_What you will do_: Once you find a line containing the word "name" in the entries below, copy it.

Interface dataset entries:
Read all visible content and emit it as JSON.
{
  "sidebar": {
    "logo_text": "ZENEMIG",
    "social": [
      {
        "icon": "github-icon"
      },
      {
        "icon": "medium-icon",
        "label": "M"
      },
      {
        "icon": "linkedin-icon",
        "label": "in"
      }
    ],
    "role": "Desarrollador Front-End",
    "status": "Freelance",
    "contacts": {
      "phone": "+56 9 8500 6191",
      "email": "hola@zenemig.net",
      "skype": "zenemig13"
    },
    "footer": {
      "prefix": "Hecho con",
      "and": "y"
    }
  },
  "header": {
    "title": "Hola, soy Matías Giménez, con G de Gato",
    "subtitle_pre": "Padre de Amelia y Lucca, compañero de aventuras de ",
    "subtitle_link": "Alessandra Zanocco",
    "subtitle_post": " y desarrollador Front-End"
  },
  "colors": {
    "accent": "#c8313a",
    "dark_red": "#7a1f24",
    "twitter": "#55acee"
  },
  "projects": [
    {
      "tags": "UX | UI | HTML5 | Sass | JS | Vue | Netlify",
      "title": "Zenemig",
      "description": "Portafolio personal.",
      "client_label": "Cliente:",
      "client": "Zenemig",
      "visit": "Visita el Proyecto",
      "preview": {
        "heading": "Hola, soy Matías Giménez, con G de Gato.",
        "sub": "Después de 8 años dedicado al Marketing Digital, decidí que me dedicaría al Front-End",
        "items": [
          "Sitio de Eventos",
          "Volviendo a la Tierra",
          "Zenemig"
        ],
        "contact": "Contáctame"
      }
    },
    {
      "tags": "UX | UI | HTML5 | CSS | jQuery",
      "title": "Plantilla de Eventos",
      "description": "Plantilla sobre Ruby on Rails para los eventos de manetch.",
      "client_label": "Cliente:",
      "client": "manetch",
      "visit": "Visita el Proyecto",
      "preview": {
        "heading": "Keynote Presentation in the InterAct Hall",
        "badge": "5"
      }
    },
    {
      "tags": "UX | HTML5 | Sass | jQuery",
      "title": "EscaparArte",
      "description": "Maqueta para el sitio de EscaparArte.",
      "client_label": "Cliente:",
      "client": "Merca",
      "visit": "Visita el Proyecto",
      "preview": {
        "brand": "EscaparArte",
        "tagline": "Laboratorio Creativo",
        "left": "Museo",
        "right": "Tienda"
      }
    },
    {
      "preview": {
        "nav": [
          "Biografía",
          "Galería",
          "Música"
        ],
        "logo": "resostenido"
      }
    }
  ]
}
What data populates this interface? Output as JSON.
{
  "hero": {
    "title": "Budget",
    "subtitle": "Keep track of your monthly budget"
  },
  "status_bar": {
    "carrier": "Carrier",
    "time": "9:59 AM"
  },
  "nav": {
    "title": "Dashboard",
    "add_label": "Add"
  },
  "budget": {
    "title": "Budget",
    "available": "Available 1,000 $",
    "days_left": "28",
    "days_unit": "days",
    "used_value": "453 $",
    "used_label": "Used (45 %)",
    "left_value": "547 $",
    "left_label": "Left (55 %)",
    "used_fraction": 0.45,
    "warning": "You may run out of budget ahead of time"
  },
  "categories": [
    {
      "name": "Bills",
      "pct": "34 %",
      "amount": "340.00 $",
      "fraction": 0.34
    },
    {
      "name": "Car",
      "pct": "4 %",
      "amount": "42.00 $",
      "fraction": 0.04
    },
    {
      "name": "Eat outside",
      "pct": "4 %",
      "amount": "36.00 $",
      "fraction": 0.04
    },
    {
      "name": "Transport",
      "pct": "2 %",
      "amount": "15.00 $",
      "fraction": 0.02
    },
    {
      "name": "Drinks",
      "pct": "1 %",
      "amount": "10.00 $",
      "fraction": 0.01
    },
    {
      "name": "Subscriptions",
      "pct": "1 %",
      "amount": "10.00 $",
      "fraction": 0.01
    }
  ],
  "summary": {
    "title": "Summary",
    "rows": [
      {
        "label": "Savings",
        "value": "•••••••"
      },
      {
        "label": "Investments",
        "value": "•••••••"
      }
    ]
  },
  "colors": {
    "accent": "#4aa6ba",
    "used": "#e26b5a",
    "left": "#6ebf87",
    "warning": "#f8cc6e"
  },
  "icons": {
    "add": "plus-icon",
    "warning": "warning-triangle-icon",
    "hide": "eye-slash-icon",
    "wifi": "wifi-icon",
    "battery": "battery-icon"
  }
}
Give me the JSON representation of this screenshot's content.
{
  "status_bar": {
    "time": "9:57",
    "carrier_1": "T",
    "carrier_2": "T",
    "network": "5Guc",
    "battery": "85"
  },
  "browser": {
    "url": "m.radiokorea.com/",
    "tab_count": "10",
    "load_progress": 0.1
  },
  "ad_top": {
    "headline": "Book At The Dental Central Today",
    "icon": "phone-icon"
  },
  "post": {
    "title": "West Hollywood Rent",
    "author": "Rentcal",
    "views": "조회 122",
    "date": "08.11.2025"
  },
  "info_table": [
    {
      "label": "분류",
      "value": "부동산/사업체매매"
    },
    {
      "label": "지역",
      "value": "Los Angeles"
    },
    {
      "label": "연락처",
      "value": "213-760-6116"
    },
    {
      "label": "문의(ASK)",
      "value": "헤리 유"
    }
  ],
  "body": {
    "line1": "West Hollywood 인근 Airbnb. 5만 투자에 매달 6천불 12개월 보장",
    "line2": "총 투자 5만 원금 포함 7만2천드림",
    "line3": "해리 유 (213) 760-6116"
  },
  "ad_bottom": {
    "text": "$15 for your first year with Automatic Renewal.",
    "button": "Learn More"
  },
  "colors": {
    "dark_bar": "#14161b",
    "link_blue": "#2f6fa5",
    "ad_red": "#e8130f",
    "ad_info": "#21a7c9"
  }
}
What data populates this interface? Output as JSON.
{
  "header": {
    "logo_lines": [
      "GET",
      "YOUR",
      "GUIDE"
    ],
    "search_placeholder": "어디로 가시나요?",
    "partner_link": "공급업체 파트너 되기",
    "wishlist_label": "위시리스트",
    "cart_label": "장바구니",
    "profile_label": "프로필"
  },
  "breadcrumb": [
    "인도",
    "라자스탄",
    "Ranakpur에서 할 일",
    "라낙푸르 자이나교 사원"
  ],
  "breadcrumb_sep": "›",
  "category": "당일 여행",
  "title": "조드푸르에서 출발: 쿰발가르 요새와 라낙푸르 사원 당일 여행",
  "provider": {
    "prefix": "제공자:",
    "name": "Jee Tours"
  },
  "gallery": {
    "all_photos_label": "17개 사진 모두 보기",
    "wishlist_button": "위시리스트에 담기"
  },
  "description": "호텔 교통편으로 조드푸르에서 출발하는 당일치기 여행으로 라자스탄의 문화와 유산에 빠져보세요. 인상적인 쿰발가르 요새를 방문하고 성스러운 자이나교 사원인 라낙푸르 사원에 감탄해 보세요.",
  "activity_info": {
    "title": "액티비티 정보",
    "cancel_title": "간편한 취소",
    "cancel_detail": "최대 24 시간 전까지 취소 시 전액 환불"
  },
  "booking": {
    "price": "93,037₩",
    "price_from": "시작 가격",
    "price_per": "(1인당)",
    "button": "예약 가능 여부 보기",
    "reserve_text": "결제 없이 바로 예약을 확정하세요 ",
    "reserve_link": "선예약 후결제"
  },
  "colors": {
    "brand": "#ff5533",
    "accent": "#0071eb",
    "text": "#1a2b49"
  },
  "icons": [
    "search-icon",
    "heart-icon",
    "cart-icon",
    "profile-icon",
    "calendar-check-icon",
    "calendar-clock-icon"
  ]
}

_Answer to this task_:
      "name": "Bills",
      "name": "Car",
      "name": "Eat outside",
      "name": "Transport",
      "name": "Drinks",
      "name": "Subscriptions",
    "name": "Jee Tours"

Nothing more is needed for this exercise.